Quickie Qt Backgrounder
Although Qt has been always cross-platform, and now supports Linux, Windows, OS X, Android, and iOS, among other platforms, its embedded implementation focuses on Linux. The original Qt, called Qt/X11, was available in both a pseudo open source Unix and proprietary Windows version by Norwegian firm Trolltech back in the early 1990s. A Linux version soon followed. In 2000, after considerable debate in the Linux community involving the KDE project, which used Qt, the development framework was released under the fully open source GPL v2.
Trolltech then expanded to the Mac, and in 2003, customized its Linux-ready Qtopia embedded stack, built on the Linux-based Qt/Embedded to expand beyond handhelds to support mobile phones. Qtopia was billed as “the de facto standard application platform for embedded Linux.”
Trolltech continued to grow, and in 2008, Nokia acquired the company for about $150 million, giving rise to speculation Nokia would phase out Symbian in favor of Qtopia Linux. Yet, in 2009, Nokia’s new Qt Software unit replaced Qtopia with a cross-platform Qt 4.5 and switched to an LGPL license.
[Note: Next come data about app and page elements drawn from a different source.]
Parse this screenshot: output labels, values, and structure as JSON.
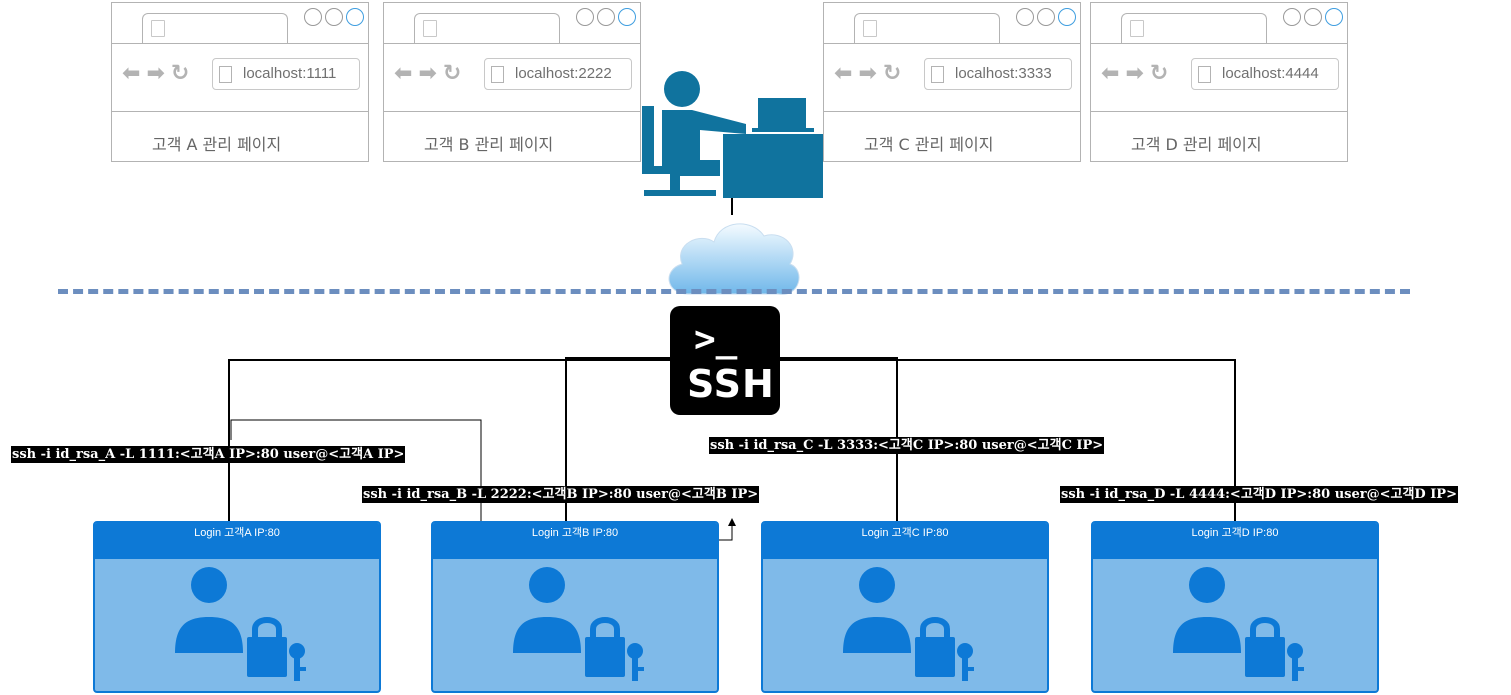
{
  "browsers": [
    {
      "url": "localhost:1111",
      "title": "고객 A 관리 페이지"
    },
    {
      "url": "localhost:2222",
      "title": "고객 B 관리 페이지"
    },
    {
      "url": "localhost:3333",
      "title": "고객 C 관리 페이지"
    },
    {
      "url": "localhost:4444",
      "title": "고객 D 관리 페이지"
    }
  ],
  "ssh_tile": {
    "prompt": ">_",
    "label": "SSH"
  },
  "commands": {
    "a": "ssh -i id_rsa_A -L 1111:<고객A IP>:80 user@<고객A IP>",
    "b": "ssh -i id_rsa_B -L 2222:<고객B IP>:80 user@<고객B IP>",
    "c": "ssh -i id_rsa_C -L 3333:<고객C IP>:80 user@<고객C IP>",
    "d": "ssh -i id_rsa_D -L 4444:<고객D IP>:80 user@<고객D IP>"
  },
  "logins": [
    {
      "title": "Login 고객A IP:80"
    },
    {
      "title": "Login 고객B IP:80"
    },
    {
      "title": "Login 고객C IP:80"
    },
    {
      "title": "Login 고객D IP:80"
    }
  ],
  "colors": {
    "teal": "#10739e",
    "panel": "#7fbae9",
    "panel_header": "#0d79d6",
    "dash": "#6c8ebf"
  }
}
Nokia was a partner with Intel in the new MeeGo Linux project, which included a mobile profile, but in 2011, hopes for a new MeeGo-driven Nokia died when Nokia announced a partnership with Microsoft. Nokia said it would backburner MeeGo and focus on Windows Phone. The next year, Nokia sold the commercial Qt business and open source project to Digia, which then spun off the Qt Company.